Although arbitrators will generally require a progressive disciplinary approach in response to workplace-related misconduct, such an approach may not be appropriate when it comes to some of the most serious forms of misconduct. What contextual factors will come into play when considering whether summary discharge is warranted in response to a given incident? Are there any types of misconduct which will justify a “zero tolerance” approach? In this session, Lancaster’s experts will discuss these and other questions relating to discharge and discipline.
- Progressive discipline: What are the fundamentals of progressive discipline? What steps should an employer follow in trying to correct an employee’s behaviour? What can employers do with regard to a worker who won’t follow the rules? When is it apparent that an employee has been given a chance to reform his or her behaviour and will not comply?
- When is misconduct a firing offence? What kinds of offences are so egregious that summary discharge is justified?
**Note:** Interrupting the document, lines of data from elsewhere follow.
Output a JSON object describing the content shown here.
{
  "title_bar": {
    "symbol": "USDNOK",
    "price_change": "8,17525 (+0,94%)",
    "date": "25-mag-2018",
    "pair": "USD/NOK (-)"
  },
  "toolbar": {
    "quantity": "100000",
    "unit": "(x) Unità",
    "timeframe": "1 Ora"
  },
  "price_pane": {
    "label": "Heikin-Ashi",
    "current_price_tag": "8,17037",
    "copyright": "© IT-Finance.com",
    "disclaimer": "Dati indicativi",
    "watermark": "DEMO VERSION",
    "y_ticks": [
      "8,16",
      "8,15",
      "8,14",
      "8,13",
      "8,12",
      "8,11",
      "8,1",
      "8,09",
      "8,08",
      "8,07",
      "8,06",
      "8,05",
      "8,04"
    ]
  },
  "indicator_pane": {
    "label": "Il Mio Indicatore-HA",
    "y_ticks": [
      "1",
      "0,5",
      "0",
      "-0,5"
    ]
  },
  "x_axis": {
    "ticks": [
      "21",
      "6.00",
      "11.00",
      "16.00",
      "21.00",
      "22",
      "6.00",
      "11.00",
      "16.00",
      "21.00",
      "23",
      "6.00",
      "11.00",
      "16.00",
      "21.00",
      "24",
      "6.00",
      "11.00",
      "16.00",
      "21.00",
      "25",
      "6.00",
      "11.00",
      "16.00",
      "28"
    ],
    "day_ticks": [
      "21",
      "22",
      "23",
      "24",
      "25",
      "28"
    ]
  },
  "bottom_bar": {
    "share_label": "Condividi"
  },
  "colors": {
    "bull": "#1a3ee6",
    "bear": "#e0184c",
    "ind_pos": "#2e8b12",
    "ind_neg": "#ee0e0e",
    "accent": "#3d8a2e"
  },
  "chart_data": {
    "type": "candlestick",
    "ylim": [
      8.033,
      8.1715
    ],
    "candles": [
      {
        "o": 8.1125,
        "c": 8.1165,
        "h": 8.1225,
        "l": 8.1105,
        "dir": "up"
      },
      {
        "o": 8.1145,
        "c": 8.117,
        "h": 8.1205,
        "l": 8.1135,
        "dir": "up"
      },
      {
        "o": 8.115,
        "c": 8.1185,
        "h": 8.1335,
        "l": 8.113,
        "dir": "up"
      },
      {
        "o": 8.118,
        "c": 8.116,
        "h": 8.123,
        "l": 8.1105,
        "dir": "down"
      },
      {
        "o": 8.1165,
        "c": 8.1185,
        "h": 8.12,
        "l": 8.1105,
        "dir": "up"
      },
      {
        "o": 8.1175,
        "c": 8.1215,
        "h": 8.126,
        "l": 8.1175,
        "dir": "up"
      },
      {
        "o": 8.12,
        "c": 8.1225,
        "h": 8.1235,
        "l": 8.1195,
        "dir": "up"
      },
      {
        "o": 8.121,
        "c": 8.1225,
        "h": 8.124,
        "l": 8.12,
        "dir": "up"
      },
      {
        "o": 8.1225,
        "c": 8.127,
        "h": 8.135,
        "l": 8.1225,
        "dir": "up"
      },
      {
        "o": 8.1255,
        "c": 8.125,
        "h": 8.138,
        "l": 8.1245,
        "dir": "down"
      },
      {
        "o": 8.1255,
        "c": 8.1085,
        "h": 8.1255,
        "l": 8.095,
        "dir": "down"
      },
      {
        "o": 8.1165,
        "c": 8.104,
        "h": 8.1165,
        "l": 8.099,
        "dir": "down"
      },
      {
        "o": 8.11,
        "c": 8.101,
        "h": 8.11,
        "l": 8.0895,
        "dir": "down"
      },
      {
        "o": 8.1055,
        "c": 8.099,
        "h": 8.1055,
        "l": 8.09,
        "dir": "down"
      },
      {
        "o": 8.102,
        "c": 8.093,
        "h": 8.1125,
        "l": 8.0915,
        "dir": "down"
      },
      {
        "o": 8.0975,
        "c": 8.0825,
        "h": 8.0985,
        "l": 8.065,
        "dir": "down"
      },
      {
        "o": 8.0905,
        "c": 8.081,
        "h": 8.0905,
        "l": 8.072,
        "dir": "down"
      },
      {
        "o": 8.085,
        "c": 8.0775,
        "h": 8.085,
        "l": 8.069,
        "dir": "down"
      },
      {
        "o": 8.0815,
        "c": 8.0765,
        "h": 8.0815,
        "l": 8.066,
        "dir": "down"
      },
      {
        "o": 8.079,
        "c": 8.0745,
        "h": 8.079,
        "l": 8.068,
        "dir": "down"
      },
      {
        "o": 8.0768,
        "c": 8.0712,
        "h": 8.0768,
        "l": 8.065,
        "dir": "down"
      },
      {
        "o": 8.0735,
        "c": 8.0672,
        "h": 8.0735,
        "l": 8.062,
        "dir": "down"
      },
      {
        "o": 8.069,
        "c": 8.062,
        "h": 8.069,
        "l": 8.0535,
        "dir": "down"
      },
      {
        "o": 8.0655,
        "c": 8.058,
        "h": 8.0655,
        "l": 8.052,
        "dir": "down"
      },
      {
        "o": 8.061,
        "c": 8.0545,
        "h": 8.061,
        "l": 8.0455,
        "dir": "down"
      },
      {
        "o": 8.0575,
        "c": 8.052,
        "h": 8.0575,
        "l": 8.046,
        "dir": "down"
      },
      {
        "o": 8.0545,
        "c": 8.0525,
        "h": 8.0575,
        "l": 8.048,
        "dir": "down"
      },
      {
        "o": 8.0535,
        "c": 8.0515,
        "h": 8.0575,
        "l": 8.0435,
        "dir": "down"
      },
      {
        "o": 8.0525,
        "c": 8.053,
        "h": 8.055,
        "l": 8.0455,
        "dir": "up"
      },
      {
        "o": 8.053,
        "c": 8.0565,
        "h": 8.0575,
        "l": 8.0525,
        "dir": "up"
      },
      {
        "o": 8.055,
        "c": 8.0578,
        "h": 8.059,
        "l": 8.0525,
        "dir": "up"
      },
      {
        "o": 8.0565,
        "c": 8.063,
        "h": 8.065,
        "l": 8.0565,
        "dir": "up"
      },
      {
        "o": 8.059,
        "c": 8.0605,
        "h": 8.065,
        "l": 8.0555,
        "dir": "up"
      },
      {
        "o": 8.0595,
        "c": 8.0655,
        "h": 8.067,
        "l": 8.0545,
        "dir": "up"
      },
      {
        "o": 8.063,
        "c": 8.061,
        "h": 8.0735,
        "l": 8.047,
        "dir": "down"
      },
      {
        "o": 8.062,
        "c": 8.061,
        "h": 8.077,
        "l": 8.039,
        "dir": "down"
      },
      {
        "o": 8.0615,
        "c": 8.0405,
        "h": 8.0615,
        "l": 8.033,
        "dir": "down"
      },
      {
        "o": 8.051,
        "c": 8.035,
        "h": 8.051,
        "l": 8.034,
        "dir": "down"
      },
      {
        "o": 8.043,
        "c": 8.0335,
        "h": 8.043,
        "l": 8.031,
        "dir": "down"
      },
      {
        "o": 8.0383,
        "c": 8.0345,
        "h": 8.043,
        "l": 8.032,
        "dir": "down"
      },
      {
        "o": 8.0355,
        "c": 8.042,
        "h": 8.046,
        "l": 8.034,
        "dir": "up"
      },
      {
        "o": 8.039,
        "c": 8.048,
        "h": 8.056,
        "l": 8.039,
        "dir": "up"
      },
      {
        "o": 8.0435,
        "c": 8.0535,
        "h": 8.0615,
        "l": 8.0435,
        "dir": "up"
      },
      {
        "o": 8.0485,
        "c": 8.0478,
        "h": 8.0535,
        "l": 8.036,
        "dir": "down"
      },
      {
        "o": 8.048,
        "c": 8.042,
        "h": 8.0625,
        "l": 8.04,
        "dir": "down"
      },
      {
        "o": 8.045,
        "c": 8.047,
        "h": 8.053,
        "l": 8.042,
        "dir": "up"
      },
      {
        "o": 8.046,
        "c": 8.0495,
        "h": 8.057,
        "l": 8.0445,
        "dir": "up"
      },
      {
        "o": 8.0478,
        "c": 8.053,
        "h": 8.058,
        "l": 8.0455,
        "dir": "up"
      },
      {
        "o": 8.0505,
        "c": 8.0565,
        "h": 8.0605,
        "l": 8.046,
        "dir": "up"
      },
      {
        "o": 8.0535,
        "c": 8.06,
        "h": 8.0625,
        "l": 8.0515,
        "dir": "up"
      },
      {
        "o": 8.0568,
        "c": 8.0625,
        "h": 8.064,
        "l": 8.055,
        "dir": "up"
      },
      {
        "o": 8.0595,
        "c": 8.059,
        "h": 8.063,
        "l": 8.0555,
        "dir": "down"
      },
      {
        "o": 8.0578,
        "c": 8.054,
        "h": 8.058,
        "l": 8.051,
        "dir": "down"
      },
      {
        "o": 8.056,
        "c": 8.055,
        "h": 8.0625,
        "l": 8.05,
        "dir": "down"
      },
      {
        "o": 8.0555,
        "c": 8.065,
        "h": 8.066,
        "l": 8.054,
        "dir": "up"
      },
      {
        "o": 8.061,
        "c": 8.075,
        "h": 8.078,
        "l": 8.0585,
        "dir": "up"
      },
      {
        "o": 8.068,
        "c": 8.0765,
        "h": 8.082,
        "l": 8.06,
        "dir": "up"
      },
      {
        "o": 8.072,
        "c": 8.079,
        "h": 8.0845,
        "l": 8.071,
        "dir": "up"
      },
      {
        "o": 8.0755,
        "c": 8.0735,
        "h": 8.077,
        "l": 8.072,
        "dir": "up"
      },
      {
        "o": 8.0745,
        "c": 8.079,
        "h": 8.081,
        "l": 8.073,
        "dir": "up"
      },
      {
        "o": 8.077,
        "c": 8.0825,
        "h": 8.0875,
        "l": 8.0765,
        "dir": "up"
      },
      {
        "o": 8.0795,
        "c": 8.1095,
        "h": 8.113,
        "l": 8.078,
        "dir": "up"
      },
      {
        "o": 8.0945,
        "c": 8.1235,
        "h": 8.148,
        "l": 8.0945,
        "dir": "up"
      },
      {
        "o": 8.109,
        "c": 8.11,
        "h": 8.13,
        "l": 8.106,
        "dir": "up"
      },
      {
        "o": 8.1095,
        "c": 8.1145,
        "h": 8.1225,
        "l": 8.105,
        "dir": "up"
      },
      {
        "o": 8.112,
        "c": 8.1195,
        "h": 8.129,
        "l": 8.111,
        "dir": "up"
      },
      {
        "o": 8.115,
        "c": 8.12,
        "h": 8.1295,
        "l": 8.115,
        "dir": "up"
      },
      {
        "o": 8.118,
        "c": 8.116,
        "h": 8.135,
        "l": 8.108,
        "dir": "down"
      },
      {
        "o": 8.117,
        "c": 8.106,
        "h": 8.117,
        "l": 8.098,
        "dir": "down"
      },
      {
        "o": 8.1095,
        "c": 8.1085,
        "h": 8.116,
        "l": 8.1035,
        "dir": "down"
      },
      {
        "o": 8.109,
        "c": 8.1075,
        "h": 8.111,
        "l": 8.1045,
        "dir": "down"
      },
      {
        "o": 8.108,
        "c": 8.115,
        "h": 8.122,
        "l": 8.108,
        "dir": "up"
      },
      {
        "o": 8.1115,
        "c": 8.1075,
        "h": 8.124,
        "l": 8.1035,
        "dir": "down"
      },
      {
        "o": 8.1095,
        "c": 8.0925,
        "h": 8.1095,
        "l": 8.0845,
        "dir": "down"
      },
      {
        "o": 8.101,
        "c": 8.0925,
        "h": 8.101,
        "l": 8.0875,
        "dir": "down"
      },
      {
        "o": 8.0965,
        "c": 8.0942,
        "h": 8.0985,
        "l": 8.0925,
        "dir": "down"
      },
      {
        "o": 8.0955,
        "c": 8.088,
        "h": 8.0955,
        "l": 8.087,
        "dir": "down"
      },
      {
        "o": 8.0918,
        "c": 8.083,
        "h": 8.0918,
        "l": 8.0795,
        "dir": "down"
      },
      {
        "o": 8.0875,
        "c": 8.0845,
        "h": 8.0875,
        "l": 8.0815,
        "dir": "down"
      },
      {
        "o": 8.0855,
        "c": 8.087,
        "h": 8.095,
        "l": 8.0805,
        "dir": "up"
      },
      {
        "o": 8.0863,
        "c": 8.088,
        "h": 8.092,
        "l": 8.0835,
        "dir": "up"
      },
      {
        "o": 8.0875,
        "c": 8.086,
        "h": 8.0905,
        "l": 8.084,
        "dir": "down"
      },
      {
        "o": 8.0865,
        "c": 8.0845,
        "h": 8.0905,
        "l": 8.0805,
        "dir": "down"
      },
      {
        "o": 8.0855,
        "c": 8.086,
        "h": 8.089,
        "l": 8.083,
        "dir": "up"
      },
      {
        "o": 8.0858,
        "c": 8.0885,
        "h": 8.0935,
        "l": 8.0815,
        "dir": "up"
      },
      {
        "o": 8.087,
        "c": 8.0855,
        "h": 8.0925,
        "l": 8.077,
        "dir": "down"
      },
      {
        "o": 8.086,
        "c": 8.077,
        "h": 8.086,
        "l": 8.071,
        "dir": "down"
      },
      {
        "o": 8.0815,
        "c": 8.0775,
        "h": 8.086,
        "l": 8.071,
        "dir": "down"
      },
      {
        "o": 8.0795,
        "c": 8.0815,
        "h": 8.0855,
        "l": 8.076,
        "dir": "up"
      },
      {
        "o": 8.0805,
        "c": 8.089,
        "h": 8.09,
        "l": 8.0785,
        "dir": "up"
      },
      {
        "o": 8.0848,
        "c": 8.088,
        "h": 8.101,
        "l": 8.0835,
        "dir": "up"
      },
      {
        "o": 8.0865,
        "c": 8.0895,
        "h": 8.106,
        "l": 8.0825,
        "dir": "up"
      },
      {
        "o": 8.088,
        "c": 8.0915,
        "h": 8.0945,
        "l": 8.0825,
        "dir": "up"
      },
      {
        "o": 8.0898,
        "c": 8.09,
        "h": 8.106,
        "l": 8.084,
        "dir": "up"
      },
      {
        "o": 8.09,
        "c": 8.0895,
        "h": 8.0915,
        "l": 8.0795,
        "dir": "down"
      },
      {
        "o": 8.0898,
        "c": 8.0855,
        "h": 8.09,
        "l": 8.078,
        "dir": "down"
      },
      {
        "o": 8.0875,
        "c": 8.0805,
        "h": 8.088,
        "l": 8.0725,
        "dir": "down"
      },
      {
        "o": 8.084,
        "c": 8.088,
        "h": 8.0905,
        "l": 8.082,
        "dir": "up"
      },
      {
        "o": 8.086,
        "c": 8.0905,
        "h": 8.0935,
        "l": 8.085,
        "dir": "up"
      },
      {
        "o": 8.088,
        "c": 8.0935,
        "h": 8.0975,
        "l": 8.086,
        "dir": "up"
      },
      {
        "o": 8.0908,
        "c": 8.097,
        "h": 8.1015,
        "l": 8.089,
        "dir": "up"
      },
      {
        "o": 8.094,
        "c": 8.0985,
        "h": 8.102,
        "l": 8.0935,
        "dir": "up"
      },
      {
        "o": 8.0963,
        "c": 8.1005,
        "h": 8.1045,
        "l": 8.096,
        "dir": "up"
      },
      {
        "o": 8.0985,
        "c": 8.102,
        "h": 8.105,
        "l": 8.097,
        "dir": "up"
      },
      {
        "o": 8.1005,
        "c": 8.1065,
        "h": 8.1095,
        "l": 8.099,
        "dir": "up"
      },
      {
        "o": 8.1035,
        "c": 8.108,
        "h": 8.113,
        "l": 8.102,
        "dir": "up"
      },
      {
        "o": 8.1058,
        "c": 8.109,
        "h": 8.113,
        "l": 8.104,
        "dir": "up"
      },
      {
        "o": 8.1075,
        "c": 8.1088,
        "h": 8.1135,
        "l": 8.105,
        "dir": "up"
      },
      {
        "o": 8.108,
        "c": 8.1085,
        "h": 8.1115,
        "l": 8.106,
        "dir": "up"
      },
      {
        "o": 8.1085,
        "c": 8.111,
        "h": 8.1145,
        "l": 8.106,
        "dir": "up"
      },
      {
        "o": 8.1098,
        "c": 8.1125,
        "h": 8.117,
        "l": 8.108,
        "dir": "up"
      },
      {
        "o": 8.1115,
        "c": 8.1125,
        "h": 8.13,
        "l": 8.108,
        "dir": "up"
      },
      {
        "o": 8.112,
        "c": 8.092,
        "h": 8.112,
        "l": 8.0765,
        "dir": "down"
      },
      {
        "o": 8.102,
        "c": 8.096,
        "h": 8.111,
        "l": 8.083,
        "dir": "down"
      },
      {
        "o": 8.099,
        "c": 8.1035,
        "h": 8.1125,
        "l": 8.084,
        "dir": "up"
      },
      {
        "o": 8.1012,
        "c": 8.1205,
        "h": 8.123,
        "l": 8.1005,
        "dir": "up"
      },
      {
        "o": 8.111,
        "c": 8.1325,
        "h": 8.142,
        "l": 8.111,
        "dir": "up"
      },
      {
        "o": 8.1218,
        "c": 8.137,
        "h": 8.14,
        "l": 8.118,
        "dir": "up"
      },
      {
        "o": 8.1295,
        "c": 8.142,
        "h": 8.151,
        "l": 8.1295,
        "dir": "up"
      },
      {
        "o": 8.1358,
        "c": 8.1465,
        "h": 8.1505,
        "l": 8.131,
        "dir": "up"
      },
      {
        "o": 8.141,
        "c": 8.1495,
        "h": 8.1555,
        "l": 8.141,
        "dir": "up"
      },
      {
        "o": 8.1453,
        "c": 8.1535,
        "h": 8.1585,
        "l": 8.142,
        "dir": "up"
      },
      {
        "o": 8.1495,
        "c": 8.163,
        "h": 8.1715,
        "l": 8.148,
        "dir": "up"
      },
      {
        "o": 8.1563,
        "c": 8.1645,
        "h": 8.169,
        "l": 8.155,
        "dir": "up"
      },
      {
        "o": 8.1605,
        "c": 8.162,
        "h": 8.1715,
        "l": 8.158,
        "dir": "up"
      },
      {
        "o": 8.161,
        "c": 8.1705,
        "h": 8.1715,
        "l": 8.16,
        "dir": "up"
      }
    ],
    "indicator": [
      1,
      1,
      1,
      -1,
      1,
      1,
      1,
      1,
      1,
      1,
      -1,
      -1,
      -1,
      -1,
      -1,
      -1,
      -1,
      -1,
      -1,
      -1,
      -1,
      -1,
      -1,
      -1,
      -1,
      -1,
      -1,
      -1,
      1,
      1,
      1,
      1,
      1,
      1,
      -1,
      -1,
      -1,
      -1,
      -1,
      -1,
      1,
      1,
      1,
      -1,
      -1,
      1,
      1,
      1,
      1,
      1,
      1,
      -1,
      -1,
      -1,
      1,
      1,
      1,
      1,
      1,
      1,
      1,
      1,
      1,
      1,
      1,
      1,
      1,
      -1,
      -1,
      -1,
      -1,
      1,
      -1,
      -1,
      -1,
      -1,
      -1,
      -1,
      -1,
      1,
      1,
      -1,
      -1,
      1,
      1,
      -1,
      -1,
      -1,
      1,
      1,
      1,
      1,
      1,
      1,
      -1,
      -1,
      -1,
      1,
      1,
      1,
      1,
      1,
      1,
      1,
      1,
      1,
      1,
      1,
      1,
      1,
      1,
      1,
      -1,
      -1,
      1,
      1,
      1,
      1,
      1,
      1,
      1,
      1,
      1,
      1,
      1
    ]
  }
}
- Dishonesty: What type of conduct will “irreparably damage” the relationship of trust between the employer and employee such that automatic discharge is warranted? Is it necessary for an employee to have benefited economically from his or her dishonesty to justify discharge? Should discipline be proportional to the particular form of dishonesty involved? In what circumstances will the dishonest recording of attendance, sick leave abuse or time-theft warrant discharge?
- Theft: Is discharge the presumptive response in cases of workplace theft? Does it matter whether the theft occurred in an unsupervised setting? Does the value of stolen goods affect the decision about whether or not to discharge the employee? How much difference does the employment context make – e.g. is theft in the retail sector properly a matter for zero-tolerance?
- Threats, violence and harassment: When is progressive discipline the appropriate approach towards threats, violence, and harassment? When will summary discharge be upheld for violence and harassment? Has the response to harassment changed after the implementation of anti-bullying statutes such as Bill 168 in Ontario and Bill 14 in B.C.?
- Health and safety misconduct: When will corrective discipline be appropriate when dealing with health and safety violations? When is health and safety-related misconduct a firing offence? Are different approaches appropriate for different kinds of workplaces?
- Alcohol or drug use: What kind of approach to drug and alcohol use in the workplace is most appropriate?
- Factors determining penalty: What are the key distinguishing features between serious offences that are determined to merit discharge and those that do not? To what degree do the following considerations mitigate the misconduct and support a lesser penalty: Seniority? A dire financial situation? The lack of a prior disciplinary record? Admission of guilt? Acceptance of responsibility? Candour? Remorse? Provocation? Is a lack of candour by an employee in the investigation or arbitration process a factor which should be considered when imposing discipline?
- Dismissal and disability: If an employee’s serious misconduct is caused by a disability, how should the employer respond? Should the employer use a “hybrid approach,” distinguishing between culpable and non-culpable factors? When will termination of a disabled employee be warranted? How should employers approach discipline for serious misconduct so as to comply with human rights legislation prohibiting discrimination based on disability?